→ **Activity**
What lines below contain the word "בואו"? Please pull each one out.
*** Opening of Dataset records ***
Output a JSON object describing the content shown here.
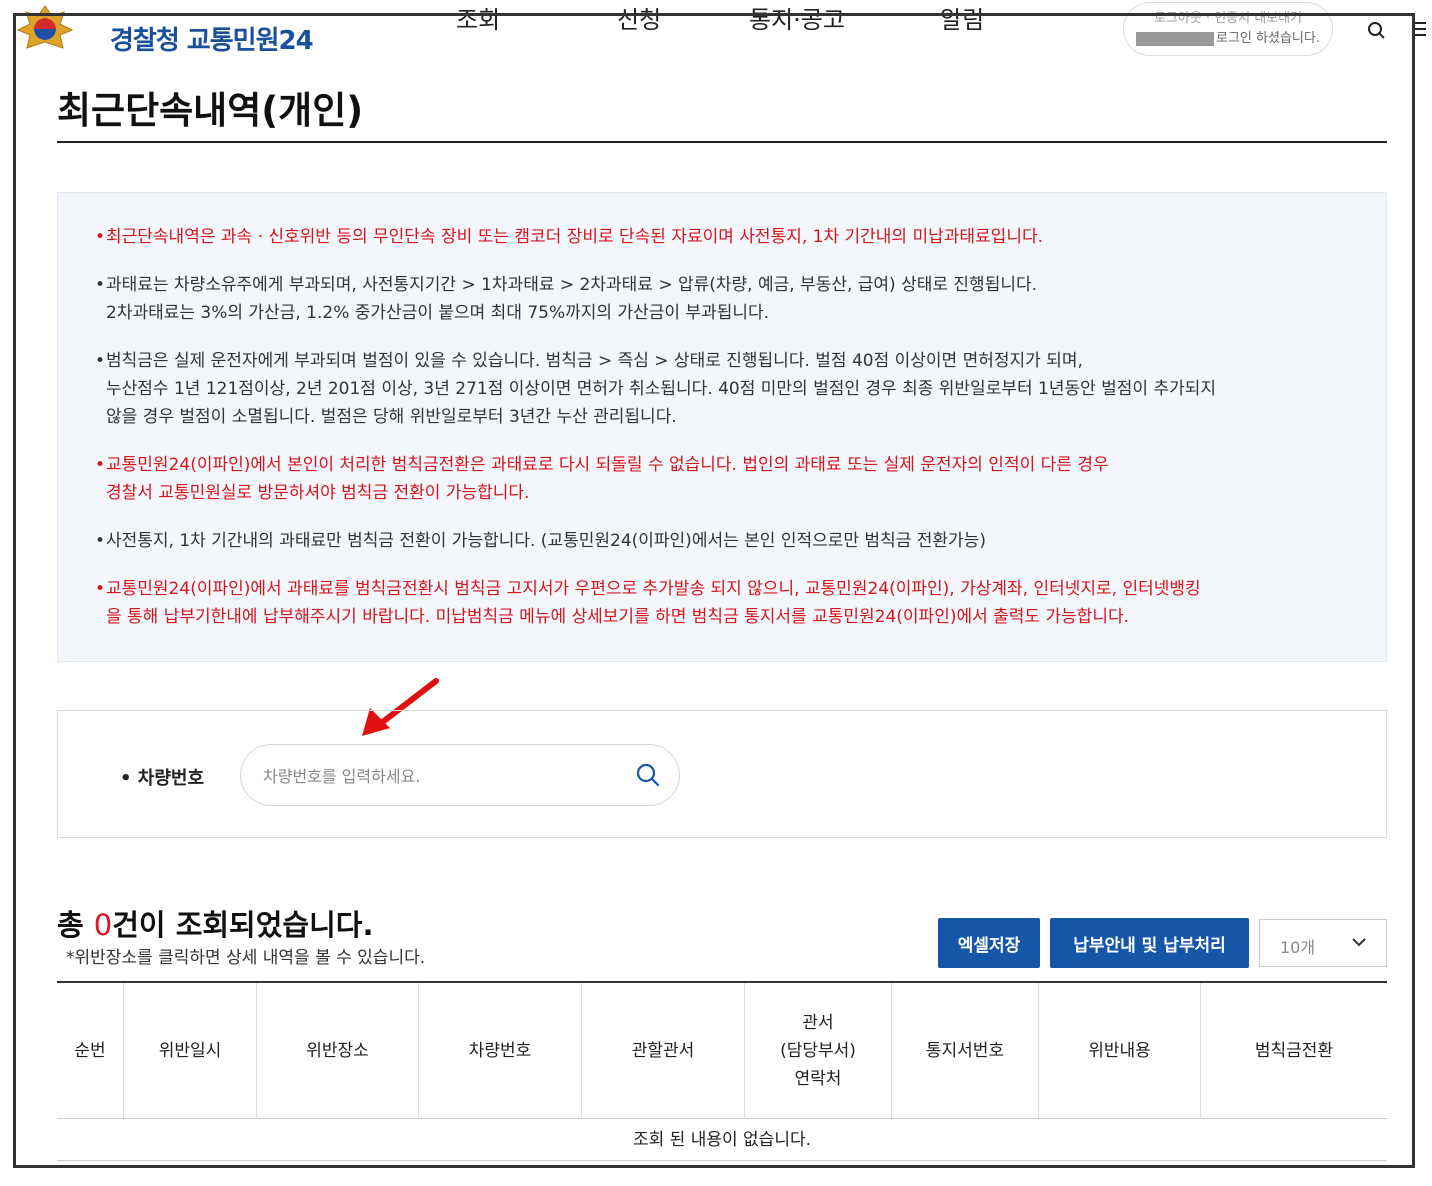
{
  "header": {
    "logo_text": "경찰청 교통민원24",
    "nav": [
      "조회",
      "신청",
      "통지·공고",
      "알림"
    ],
    "user_line1": "로그아웃 · 인증서 내보내기",
    "user_line2": "로그인 하셨습니다."
  },
  "page_title": "최근단속내역(개인)",
  "notice": {
    "bullet": "•",
    "items": [
      {
        "lines": [
          "최근단속내역은 과속 · 신호위반 등의 무인단속 장비 또는 캠코더 장비로 단속된 자료이며 사전통지, 1차 기간내의 미납과태료입니다."
        ]
      },
      {
        "lines": [
          "과태료는 차량소유주에게 부과되며, 사전통지기간 > 1차과태료 > 2차과태료 > 압류(차량, 예금, 부동산, 급여) 상태로 진행됩니다.",
          "2차과태료는 3%의 가산금, 1.2% 중가산금이 붙으며 최대 75%까지의 가산금이 부과됩니다."
        ]
      },
      {
        "lines": [
          "범칙금은 실제 운전자에게 부과되며 벌점이 있을 수 있습니다. 범칙금 > 즉심 > 상태로 진행됩니다. 벌점 40점 이상이면 면허정지가 되며,",
          "누산점수 1년 121점이상, 2년 201점 이상, 3년 271점 이상이면 면허가 취소됩니다. 40점 미만의 벌점인 경우 최종 위반일로부터 1년동안 벌점이 추가되지",
          "않을 경우 벌점이 소멸됩니다. 벌점은 당해 위반일로부터 3년간 누산 관리됩니다."
        ]
      },
      {
        "lines": [
          "교통민원24(이파인)에서 본인이 처리한 범칙금전환은 과태료로 다시 되돌릴 수 없습니다. 법인의 과태료 또는 실제 운전자의 인적이 다른 경우",
          "경찰서 교통민원실로 방문하셔야 범칙금 전환이 가능합니다."
        ]
      },
      {
        "lines": [
          "사전통지, 1차 기간내의 과태료만 범칙금 전환이 가능합니다. (교통민원24(이파인)에서는 본인 인적으로만 범칙금 전환가능)"
        ]
      },
      {
        "lines": [
          "교통민원24(이파인)에서 과태료를 범칙금전환시 범칙금 고지서가 우편으로 추가발송 되지 않으니, 교통민원24(이파인), 가상계좌, 인터넷지로, 인터넷뱅킹",
          "을 통해 납부기한내에 납부해주시기 바랍니다. 미납범칙금 메뉴에 상세보기를 하면 범칙금 통지서를 교통민원24(이파인)에서 출력도 가능합니다."
        ]
      }
    ]
  },
  "search": {
    "label": "• 차량번호",
    "placeholder": "차량번호를 입력하세요.",
    "value": ""
  },
  "results": {
    "prefix": "총 ",
    "count": "0",
    "suffix": "건이 조회되었습니다.",
    "hint": "*위반장소를 클릭하면 상세 내역을 볼 수 있습니다.",
    "excel_button": "엑셀저장",
    "pay_button": "납부안내 및 납부처리",
    "page_size": "10개"
  },
  "table": {
    "columns": [
      "순번",
      "위반일시",
      "위반장소",
      "차량번호",
      "관할관서",
      "관서\n(담당부서)\n연락처",
      "통지서번호",
      "위반내용",
      "범칙금전환"
    ],
    "empty_message": "조회 된 내용이 없습니다."
  },
  "colors": {
    "brand_blue": "#1556a8",
    "logo_blue": "#1a4f9c",
    "notice_red": "#d6141c",
    "notice_bg": "#f3f7fb",
    "arrow_red": "#e01010"
  },
  "icons": {
    "emblem": "police-emblem-icon",
    "search": "search-icon",
    "menu": "hamburger-menu-icon",
    "dropdown": "chevron-down-icon",
    "annotation": "red-arrow-icon"
  }
}
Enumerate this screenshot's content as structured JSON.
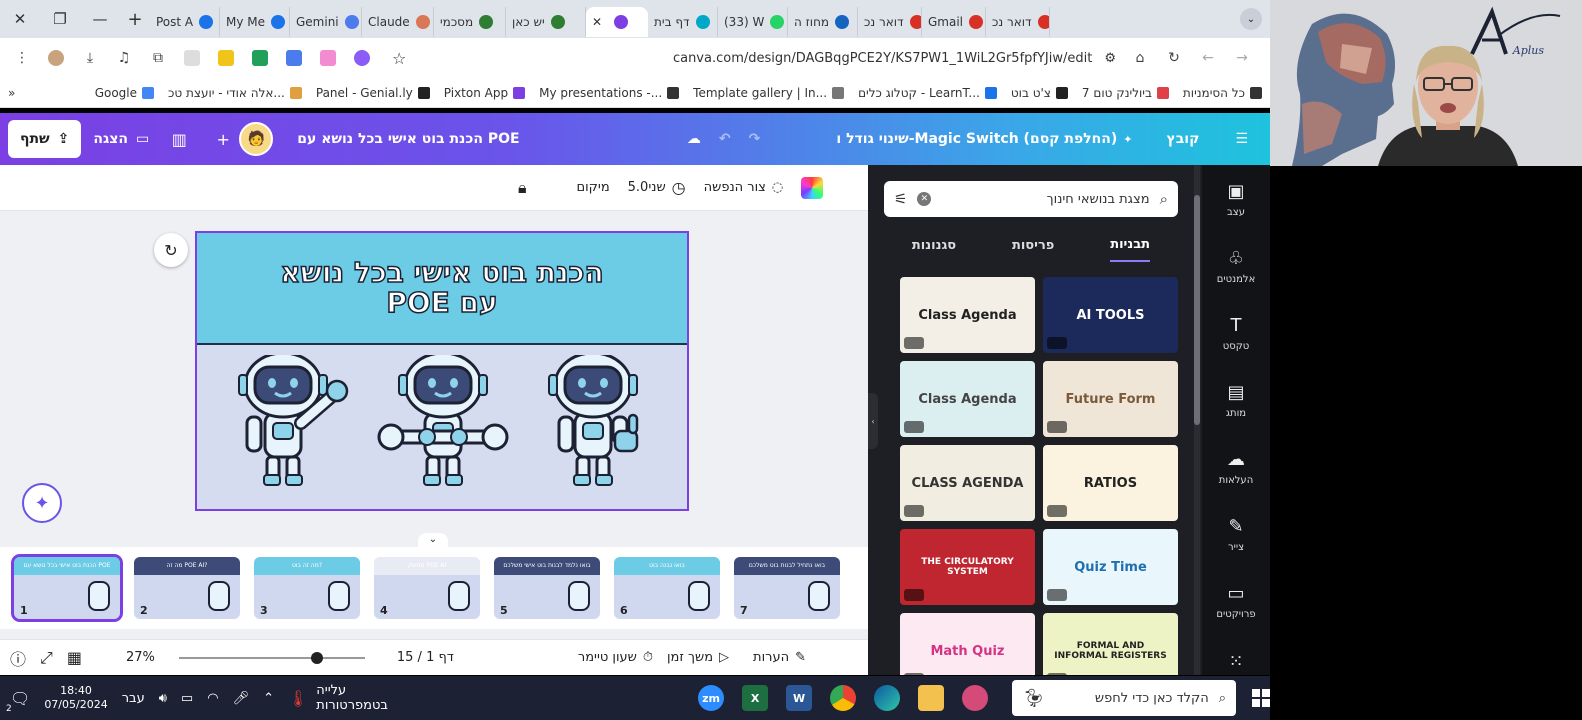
{
  "browser": {
    "tabs": [
      {
        "label": "Post A",
        "color": "#1a73e8"
      },
      {
        "label": "My Me",
        "color": "#1a73e8"
      },
      {
        "label": "Gemini",
        "color": "#4b7bec"
      },
      {
        "label": "Claude",
        "color": "#d97757"
      },
      {
        "label": "מסכמי",
        "color": "#2e7d32"
      },
      {
        "label": "יש כאן",
        "color": "#2e7d32"
      },
      {
        "label": "",
        "color": "#7b3fe4",
        "active": true
      },
      {
        "label": "דף בית",
        "color": "#00a8c8"
      },
      {
        "label": "(33) W",
        "color": "#25d366"
      },
      {
        "label": "מחוז ה",
        "color": "#1565c0"
      },
      {
        "label": "דואר נכ",
        "color": "#d93025"
      },
      {
        "label": "Gmail",
        "color": "#d93025"
      },
      {
        "label": "דואר נכ",
        "color": "#d93025"
      }
    ],
    "url": "canva.com/design/DAGBqgPCE2Y/KS7PW1_1WiL2Gr5fpfYJiw/edit",
    "bookmarks": [
      {
        "label": "Google",
        "color": "#4285f4"
      },
      {
        "label": "אלה אודי - יועצת טכ...",
        "color": "#e0a040"
      },
      {
        "label": "Panel - Genial.ly",
        "color": "#222"
      },
      {
        "label": "Pixton App",
        "color": "#7b3fe4"
      },
      {
        "label": "My presentations -...",
        "color": "#333"
      },
      {
        "label": "Template gallery | In...",
        "color": "#777"
      },
      {
        "label": "קטלוג כלים - LearnT...",
        "color": "#1a73e8"
      },
      {
        "label": "צ'ט בוט",
        "color": "#222"
      },
      {
        "label": "ביולינק טום 7",
        "color": "#e0404a"
      },
      {
        "label": "כל הסימניות",
        "color": "#333"
      }
    ]
  },
  "canva": {
    "share_label": "שתף",
    "present_label": "הצגה",
    "doc_title": "הכנת בוט אישי בכל נושא עם POE",
    "magic_switch": "שינוי גודל ו-Magic Switch (החלפת קסם)",
    "file_label": "קובץ",
    "toolbar": {
      "position_label": "מיקום",
      "duration_label": "5.0שני",
      "transition_label": "צור הנפשה"
    },
    "slide": {
      "title_line1": "הכנת בוט אישי בכל נושא",
      "title_line2": "עם POE"
    },
    "thumbnails": [
      {
        "num": "1",
        "title": "הכנת בוט אישי בכל נושא עם POE",
        "bg": "#6ccbe5"
      },
      {
        "num": "2",
        "title": "מה זה POE AI?",
        "bg": "#3e4a78"
      },
      {
        "num": "3",
        "title": "מה זה בוט?",
        "bg": "#6ccbe5"
      },
      {
        "num": "4",
        "title": "ממשק POE AI",
        "bg": "#e8ebf3"
      },
      {
        "num": "5",
        "title": "בואו נלמד לבנות בוט אישי משלכם",
        "bg": "#3e4a78"
      },
      {
        "num": "6",
        "title": "בואו נבנה בוט",
        "bg": "#6ccbe5"
      },
      {
        "num": "7",
        "title": "בואו נתחיל לבנות בוט משלכם",
        "bg": "#3e4a78"
      }
    ],
    "bottom": {
      "notes_label": "הערות",
      "timer_label": "משך זמן",
      "stopwatch_label": "שעון טיימר",
      "page_label": "דף 1 / 15",
      "zoom_label": "27%"
    },
    "panel": {
      "search_query": "מצגת בנושאי חינוך",
      "tabs": [
        "תבניות",
        "פריסות",
        "סגנונות"
      ],
      "active_tab": "תבניות",
      "templates": [
        {
          "label": "Class Agenda",
          "bg": "#f4efe6",
          "fg": "#222"
        },
        {
          "label": "AI TOOLS",
          "bg": "#1b2a5a",
          "fg": "#fff"
        },
        {
          "label": "Class Agenda",
          "bg": "#dbeef0",
          "fg": "#444"
        },
        {
          "label": "Future Form",
          "bg": "#efe6d8",
          "fg": "#7a5a3a"
        },
        {
          "label": "CLASS AGENDA",
          "bg": "#f1ede0",
          "fg": "#333"
        },
        {
          "label": "RATIOS",
          "bg": "#fbf3df",
          "fg": "#222"
        },
        {
          "label": "THE CIRCULATORY SYSTEM",
          "bg": "#c0262f",
          "fg": "#fff"
        },
        {
          "label": "Quiz Time",
          "bg": "#e9f6fb",
          "fg": "#1f6fb0"
        },
        {
          "label": "Math Quiz",
          "bg": "#fde9f2",
          "fg": "#d63384"
        },
        {
          "label": "FORMAL AND INFORMAL REGISTERS",
          "bg": "#eef3c6",
          "fg": "#222"
        }
      ]
    },
    "rail": [
      {
        "label": "עצב",
        "icon": "design-icon"
      },
      {
        "label": "אלמנטים",
        "icon": "elements-icon"
      },
      {
        "label": "טקסט",
        "icon": "text-icon"
      },
      {
        "label": "מותג",
        "icon": "brand-icon"
      },
      {
        "label": "העלאות",
        "icon": "upload-icon"
      },
      {
        "label": "צייר",
        "icon": "draw-icon"
      },
      {
        "label": "פרויקטים",
        "icon": "projects-icon"
      }
    ]
  },
  "taskbar": {
    "time": "18:40",
    "date": "07/05/2024",
    "lang": "עבר",
    "weather": "עלייה בטמפרטורות",
    "search_placeholder": "הקלד כאן כדי לחפש",
    "notif_count": "2"
  },
  "cam": {
    "logo_text": "Aplus"
  }
}
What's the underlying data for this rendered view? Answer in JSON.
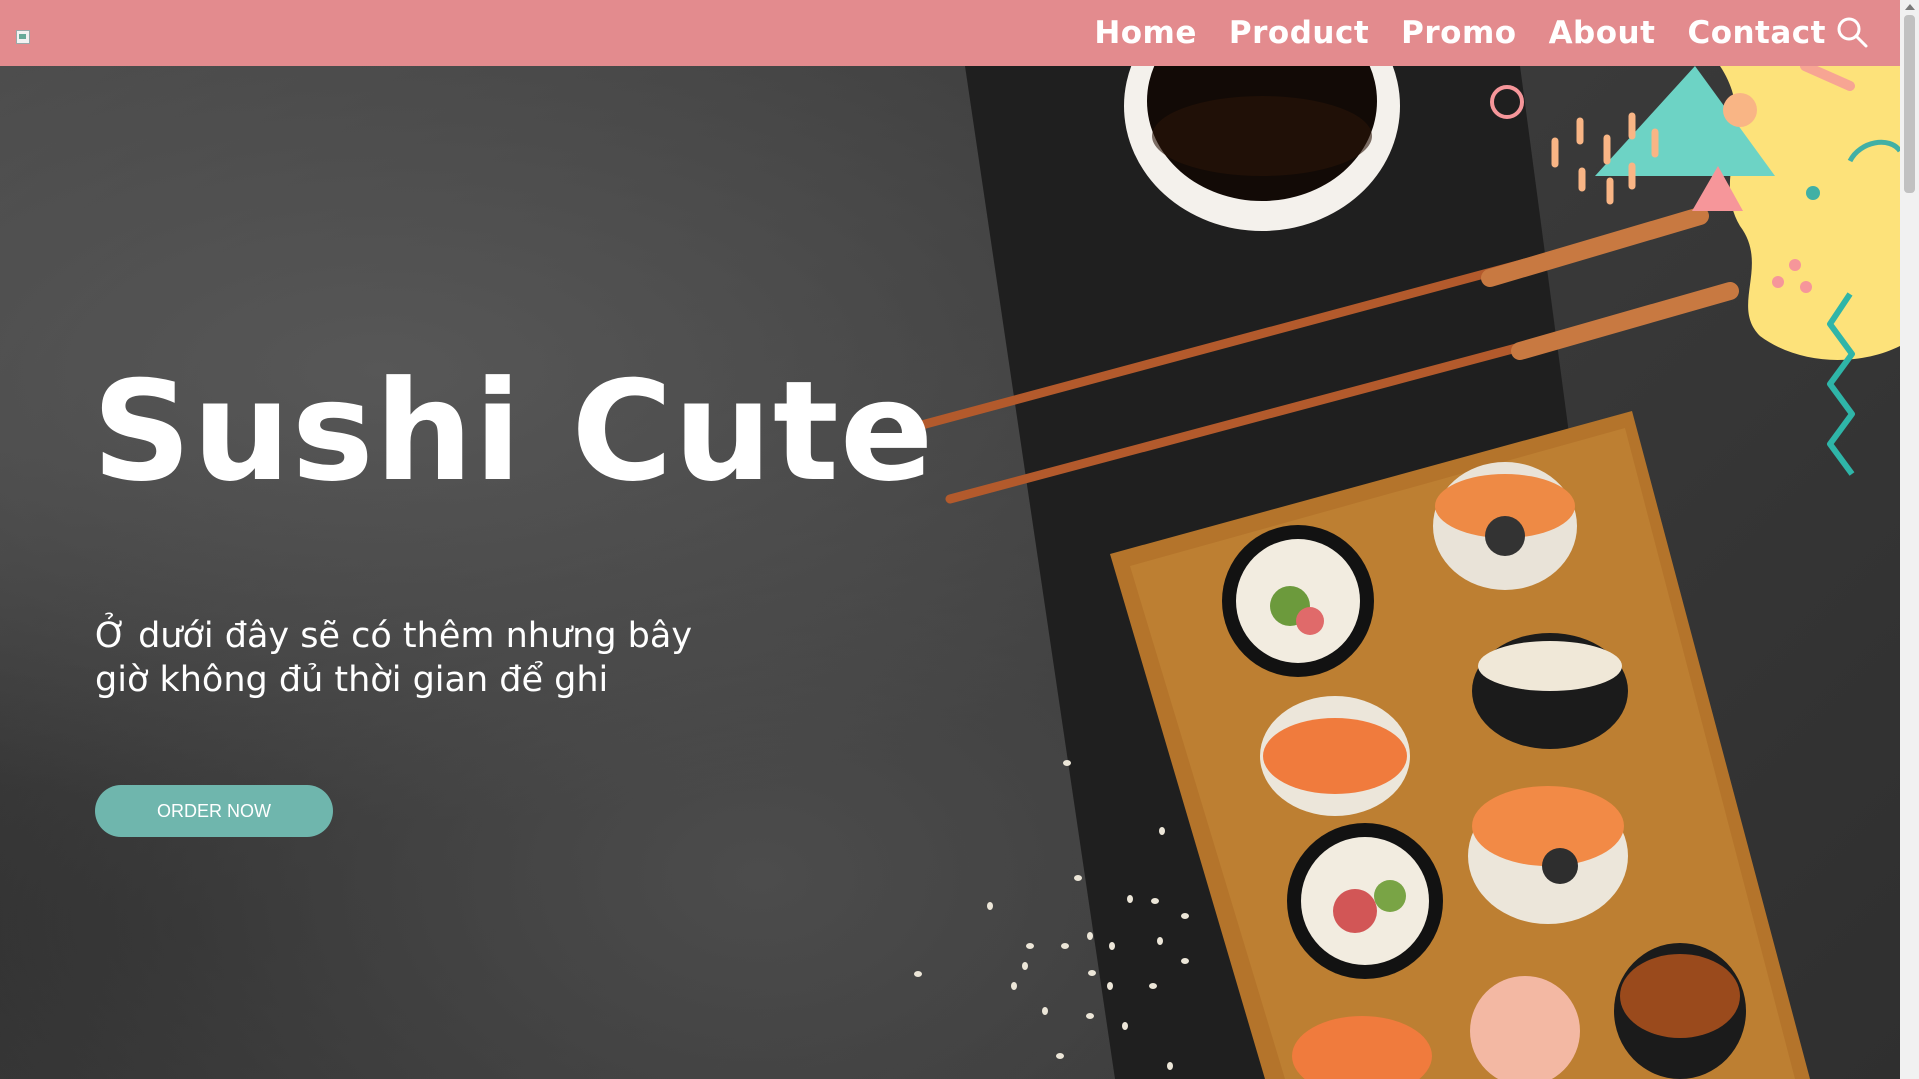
{
  "nav": {
    "items": [
      "Home",
      "Product",
      "Promo",
      "About",
      "Contact"
    ],
    "search_icon": "search-icon"
  },
  "hero": {
    "title": "Sushi Cute",
    "subtitle": "Ở dưới đây sẽ có thêm nhưng bây giờ không đủ thời gian để ghi",
    "cta_label": "ORDER NOW"
  },
  "colors": {
    "nav_bg": "#e38b8e",
    "cta_bg": "#6fb6ad",
    "text": "#ffffff"
  }
}
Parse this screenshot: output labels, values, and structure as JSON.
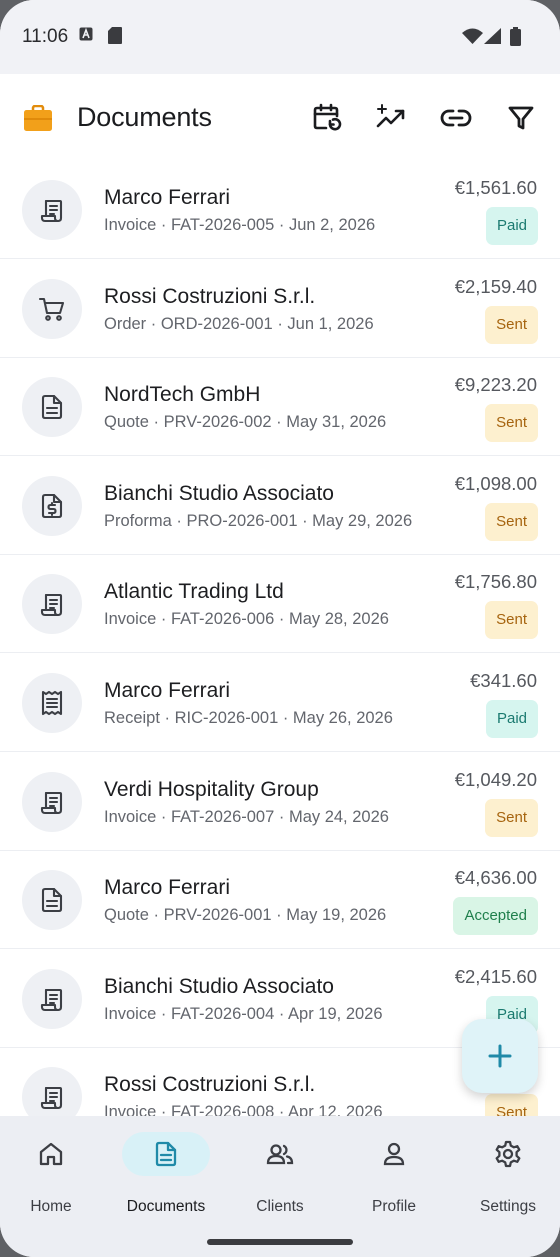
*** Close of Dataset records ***
→ **Result of this task**
        "title": "בואו נלמד לבנות בוט אישי משלכם",
        "title": "בואו נבנה בוט",
        "title": "בואו נתחיל לבנות בוט משלכם",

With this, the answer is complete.